Database administration for fun and profit

A perl one-liner to extract all URLs from an HTML document

Just in case I ever forget how I did it… I was trying to download some 40 page PDF brochure from a government web site – I wanted to print it out and read it off-line. However, it was cleverly split into 20 different PDFs – no doubt for convenience. Instead of spending 20 minutes clicking on those various links and printing 20 document fragments, I chose to spend twice that time trying to automate the process. And here it is, in all its glory:

curl -s "http://www.datori.org" \
| perl -n -e 'chomp;s/.*?(?:(?i)href)="([^"]+)".*?(?:$|(?=(?i)href))/$1\n/xg and print'

The “thing” downloads the specified page and extracts all linked URLs from it, as indicated by the “href” tags. You’ve got to appreciate the enormity of perl…

Unix time from DB2

Here’s one way to obtain the Unix time value (the number of seconds since midnight on January 1, 1970) from a DB2 timestamp:

  (days(current_timestamp-current_timezone) - days('1970-01-01') )*86400 + 
  midnight_seconds(current_timestamp - current_timezone)

This can be used in a query directly or wrapped into a simple SQL user-defined function.

Top 5 SQL statements

Or may be top 10. Or 3. Whatever the number, we are often looking for the worst offenders kicking up the server’s CPU utilisation or I/O wait time to the skies. DB2 built-in snapshot functions are a great help. Run “select * from table (snapshot_dyn_sql('YOURDB', -1)) t order by rows_read desc fetch first 5 rows only” and you will get a list of the queries retrieving the most data. The only thing is, snapshot functions provide, well, snapshots of the DB2 monitor data and are not by themselves suitable for the collection of historical data. Monitor counters can be reset without your knowledge, for example when the database is deactivated or when the SQL statement expires from the package cache.

To ensure continuity of the data collected by snapshot functions we can quickly create a table where we will store historical snapshot information:

create table DYNSQLDATA as (select * from table (snapshot_dyn_sql('YOURDB', -1)) t) with no data

We will then insert output of the snapshot function into this table at regular intervals:

insert into DYNSQLDATA select t.* from table (snapshot_dyn_sql('YOURDB', -1)) t

Now we can easily determine which statements demand most resources and analyze their historical performance. Read More

Automatic monitoring of the SSL certificate expiration date

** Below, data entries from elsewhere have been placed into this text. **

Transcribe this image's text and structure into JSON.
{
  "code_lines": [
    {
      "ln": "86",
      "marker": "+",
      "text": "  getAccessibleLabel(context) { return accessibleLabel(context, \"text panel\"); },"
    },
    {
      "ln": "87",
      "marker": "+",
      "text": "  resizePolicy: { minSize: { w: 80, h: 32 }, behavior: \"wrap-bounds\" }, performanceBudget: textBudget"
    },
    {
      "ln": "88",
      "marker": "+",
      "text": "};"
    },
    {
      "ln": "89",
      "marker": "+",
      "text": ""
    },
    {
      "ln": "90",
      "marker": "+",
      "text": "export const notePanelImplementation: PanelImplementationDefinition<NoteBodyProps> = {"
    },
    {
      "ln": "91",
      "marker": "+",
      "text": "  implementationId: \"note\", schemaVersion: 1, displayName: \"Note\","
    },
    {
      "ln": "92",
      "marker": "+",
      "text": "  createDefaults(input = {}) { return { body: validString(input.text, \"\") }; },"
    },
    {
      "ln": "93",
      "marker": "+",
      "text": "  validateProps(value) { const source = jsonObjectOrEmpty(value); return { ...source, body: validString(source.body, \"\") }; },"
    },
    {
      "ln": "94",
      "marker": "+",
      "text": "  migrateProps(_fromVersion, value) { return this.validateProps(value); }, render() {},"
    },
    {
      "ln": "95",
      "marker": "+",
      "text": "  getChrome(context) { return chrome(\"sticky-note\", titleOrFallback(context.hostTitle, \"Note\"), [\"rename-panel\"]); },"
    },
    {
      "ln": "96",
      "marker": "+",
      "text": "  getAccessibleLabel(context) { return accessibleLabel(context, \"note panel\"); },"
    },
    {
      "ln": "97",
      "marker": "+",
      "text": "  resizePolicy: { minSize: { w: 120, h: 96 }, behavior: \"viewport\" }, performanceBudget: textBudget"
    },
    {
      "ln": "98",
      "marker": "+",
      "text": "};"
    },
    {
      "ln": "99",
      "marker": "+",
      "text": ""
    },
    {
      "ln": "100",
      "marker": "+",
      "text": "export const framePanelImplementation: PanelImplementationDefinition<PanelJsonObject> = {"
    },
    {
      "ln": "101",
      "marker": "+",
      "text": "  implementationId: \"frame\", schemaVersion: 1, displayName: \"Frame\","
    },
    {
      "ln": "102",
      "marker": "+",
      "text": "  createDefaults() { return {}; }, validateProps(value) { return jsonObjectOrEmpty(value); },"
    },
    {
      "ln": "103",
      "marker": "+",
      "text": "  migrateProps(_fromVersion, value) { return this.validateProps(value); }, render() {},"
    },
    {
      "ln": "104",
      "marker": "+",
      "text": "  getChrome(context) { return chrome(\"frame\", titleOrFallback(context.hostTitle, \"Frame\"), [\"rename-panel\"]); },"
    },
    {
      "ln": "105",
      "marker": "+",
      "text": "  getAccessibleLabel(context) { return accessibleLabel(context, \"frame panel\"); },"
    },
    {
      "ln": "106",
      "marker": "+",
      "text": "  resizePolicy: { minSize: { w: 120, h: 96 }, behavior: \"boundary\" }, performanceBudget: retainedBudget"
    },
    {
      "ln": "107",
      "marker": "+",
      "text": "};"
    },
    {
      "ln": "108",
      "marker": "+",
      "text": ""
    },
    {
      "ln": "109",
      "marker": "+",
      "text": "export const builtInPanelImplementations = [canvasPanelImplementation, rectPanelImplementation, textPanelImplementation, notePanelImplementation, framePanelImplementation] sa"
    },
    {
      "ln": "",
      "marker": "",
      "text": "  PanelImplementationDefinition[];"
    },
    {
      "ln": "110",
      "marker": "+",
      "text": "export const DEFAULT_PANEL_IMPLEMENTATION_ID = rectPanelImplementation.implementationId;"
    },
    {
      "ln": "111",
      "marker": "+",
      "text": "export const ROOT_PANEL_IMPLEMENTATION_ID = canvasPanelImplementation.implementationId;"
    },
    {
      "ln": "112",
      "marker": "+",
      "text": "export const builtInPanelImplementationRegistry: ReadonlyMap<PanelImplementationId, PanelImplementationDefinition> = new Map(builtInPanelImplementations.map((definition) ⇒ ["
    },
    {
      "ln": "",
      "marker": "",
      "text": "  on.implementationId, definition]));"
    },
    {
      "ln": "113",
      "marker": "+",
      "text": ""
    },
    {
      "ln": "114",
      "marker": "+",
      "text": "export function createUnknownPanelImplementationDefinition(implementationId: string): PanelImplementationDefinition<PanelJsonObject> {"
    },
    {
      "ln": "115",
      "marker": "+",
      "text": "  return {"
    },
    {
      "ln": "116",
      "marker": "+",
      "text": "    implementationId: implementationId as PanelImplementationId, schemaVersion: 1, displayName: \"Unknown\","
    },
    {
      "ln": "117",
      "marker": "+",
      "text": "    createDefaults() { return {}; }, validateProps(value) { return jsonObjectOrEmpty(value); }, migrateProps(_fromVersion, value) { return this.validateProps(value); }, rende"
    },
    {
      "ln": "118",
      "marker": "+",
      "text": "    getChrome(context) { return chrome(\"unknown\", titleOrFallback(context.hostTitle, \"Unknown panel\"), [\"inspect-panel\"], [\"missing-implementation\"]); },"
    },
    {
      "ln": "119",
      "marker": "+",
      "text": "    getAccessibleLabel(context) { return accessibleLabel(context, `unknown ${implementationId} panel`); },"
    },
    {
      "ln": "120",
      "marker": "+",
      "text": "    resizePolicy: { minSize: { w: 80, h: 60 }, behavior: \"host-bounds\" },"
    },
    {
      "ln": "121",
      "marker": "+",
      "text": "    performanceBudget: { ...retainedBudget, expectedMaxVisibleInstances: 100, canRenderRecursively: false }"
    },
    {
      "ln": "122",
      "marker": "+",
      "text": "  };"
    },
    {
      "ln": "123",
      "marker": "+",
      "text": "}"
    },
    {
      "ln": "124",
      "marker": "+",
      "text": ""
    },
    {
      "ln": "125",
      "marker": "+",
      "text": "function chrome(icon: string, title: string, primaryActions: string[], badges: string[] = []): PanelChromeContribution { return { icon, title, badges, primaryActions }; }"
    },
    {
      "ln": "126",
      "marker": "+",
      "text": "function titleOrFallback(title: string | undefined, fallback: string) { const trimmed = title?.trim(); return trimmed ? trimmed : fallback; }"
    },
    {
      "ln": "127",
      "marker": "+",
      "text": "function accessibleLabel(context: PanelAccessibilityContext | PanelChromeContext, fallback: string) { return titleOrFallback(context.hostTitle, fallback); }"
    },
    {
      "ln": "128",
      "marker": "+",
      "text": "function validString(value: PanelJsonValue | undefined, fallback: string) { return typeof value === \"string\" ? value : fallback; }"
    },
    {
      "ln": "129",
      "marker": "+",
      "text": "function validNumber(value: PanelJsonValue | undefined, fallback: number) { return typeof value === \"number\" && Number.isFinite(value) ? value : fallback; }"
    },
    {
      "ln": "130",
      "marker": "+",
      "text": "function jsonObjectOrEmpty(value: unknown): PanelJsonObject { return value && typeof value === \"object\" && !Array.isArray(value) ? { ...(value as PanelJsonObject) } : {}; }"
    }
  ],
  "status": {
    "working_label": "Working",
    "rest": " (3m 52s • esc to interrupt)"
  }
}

This is not really about database administration, but one of the problems I often face is monitoring of the expiration of SSL certificates on my clients’ web servers. It usually takes some time to renew a certificate, and it helps to know in advance that I need to get the process started.Here’s a little script that checks the certificate on a given web server and sends a reminder if it is about to expire:

#!/bin/bash# checks the ssl certificate expiration date of a given host
# Usage: ./checksslcert.sh <hostname> [<port>]
# Port defaults to 443 if not specified
test -z "$1" && echo "Usage: $0 <hostname> [<port>]" && exit 0
tempstr=$(openssl s_client -connect $1:${2:-443} 2>/dev/null >$0.log)
test $? -gt 0 && echo "Error accessing SSL certificate on $1" && exit 1
exptime=$(date -d"${tempstr#*=}" +"%s")
expdays=$(((${exptime} - $(date +"%s"))/84400))
echo "SSL certificate on $1 expires in $expdays days"
test $expdays -lt 45 && echo "Do something!" | mailx -s "SSL certificate on $1 expires in $expdays days" admin@domain.com

Run it daily by cron and you will never miss the expiration date again. The script needs the GNU date utility and openssl to be installed. It has been tested under bash, but you can easily modify it to run under other shells.